AVAILABLE DATA:
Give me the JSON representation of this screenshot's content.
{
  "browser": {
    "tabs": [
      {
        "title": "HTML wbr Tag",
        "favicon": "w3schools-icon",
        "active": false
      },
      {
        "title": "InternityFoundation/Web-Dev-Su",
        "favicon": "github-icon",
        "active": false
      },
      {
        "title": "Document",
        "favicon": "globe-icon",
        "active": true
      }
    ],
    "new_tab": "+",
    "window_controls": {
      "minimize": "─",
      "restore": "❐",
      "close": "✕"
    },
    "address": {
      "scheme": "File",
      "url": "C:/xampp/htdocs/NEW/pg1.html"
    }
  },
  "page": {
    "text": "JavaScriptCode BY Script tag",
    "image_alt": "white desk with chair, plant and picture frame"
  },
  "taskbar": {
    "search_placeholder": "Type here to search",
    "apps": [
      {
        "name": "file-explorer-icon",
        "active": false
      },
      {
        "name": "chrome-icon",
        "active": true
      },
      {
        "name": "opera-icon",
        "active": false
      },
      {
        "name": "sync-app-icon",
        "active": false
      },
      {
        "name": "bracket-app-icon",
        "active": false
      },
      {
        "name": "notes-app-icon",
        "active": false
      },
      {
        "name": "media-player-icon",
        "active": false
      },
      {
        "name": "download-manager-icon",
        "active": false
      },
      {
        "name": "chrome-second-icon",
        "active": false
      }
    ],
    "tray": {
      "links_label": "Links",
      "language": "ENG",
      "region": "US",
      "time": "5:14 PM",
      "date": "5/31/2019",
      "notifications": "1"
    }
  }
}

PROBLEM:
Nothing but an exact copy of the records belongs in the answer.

RESULT OF THE EXERCISE:
Give me the JSON representation of this screenshot's content.
{
  "browser": {
    "tabs": [
      {
        "title": "HTML wbr Tag",
        "favicon": "w3schools-icon",
        "active": false
      },
      {
        "title": "InternityFoundation/Web-Dev-Su",
        "favicon": "github-icon",
        "active": false
      },
      {
        "title": "Document",
        "favicon": "globe-icon",
        "active": true
      }
    ],
    "new_tab": "+",
    "window_controls": {
      "minimize": "─",
      "restore": "❐",
      "close": "✕"
    },
    "address": {
      "scheme": "File",
      "url": "C:/xampp/htdocs/NEW/pg1.html"
    }
  },
  "page": {
    "text": "JavaScriptCode BY Script tag",
    "image_alt": "white desk with chair, plant and picture frame"
  },
  "taskbar": {
    "search_placeholder": "Type here to search",
    "apps": [
      {
        "name": "file-explorer-icon",
        "active": false
      },
      {
        "name": "chrome-icon",
        "active": true
      },
      {
        "name": "opera-icon",
        "active": false
      },
      {
        "name": "sync-app-icon",
        "active": false
      },
      {
        "name": "bracket-app-icon",
        "active": false
      },
      {
        "name": "notes-app-icon",
        "active": false
      },
      {
        "name": "media-player-icon",
        "active": false
      },
      {
        "name": "download-manager-icon",
        "active": false
      },
      {
        "name": "chrome-second-icon",
        "active": false
      }
    ],
    "tray": {
      "links_label": "Links",
      "language": "ENG",
      "region": "US",
      "time": "5:14 PM",
      "date": "5/31/2019",
      "notifications": "1"
    }
  }
}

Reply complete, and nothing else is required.